What to produce » Copy every line in the records below that contains the word "icon".

┌─ Supplied entries

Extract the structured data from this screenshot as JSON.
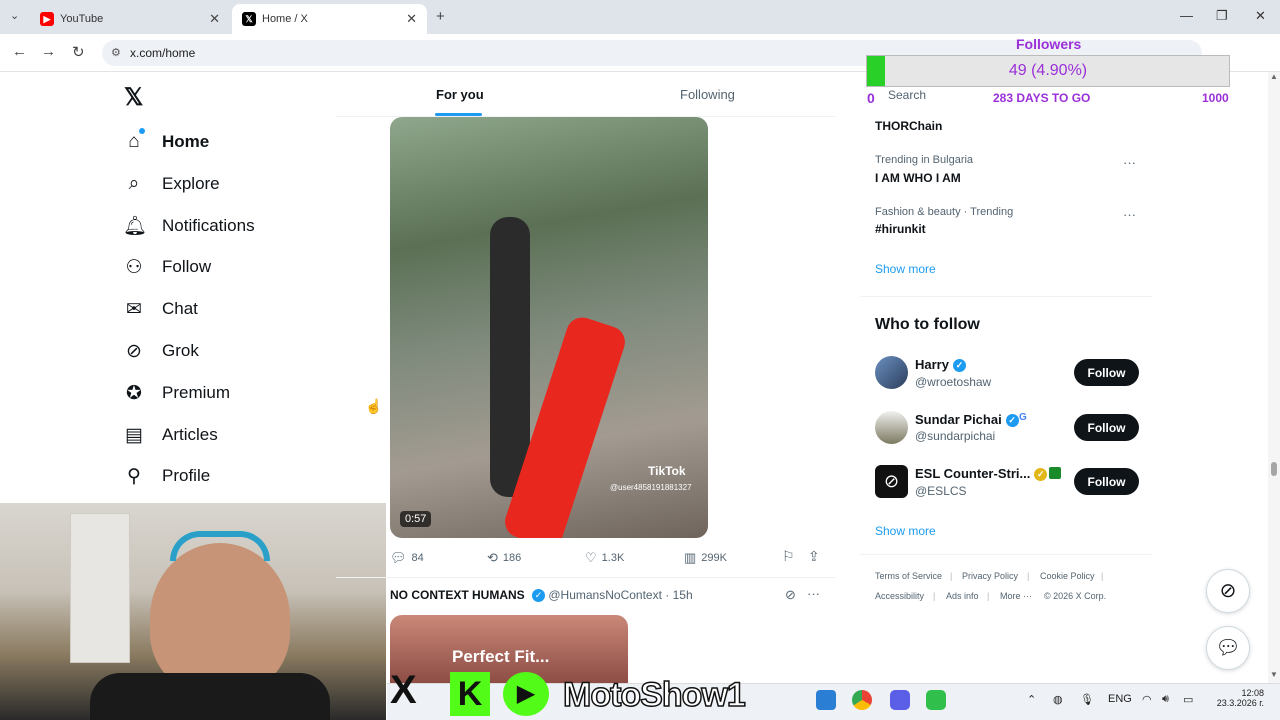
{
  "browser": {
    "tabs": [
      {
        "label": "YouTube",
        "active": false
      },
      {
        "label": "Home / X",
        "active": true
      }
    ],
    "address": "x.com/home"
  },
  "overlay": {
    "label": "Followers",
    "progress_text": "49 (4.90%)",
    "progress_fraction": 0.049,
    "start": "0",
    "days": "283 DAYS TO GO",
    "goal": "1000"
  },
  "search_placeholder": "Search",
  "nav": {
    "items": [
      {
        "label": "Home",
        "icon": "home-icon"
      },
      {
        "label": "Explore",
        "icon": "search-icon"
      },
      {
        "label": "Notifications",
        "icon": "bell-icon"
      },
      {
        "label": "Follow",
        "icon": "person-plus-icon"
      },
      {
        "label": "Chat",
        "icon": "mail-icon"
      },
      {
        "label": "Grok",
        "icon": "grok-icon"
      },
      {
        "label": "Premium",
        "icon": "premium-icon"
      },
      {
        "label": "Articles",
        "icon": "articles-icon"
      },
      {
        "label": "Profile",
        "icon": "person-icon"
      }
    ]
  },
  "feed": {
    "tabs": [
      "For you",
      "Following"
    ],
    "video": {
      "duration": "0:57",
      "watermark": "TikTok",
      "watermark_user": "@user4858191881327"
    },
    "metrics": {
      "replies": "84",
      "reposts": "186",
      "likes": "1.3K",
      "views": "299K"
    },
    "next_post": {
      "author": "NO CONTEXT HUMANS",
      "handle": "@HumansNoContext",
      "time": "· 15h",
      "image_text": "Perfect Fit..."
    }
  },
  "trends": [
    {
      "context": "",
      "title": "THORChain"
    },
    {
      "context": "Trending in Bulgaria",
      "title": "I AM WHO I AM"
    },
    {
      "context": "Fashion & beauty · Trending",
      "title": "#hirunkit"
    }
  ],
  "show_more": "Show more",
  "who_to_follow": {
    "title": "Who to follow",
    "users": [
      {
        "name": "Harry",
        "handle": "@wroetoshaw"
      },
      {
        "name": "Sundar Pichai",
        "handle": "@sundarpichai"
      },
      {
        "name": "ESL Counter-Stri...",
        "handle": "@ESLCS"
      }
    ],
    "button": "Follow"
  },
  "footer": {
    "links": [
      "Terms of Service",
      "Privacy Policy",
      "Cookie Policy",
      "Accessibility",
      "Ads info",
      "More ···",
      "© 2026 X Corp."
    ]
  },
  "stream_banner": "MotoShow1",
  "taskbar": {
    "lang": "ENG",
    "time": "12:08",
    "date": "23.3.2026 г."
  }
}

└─

Exercise answer »
        "icon": "home-icon"
        "icon": "search-icon"
        "icon": "bell-icon"
        "icon": "person-plus-icon"
        "icon": "mail-icon"
        "icon": "grok-icon"
        "icon": "premium-icon"
        "icon": "articles-icon"
        "icon": "person-icon"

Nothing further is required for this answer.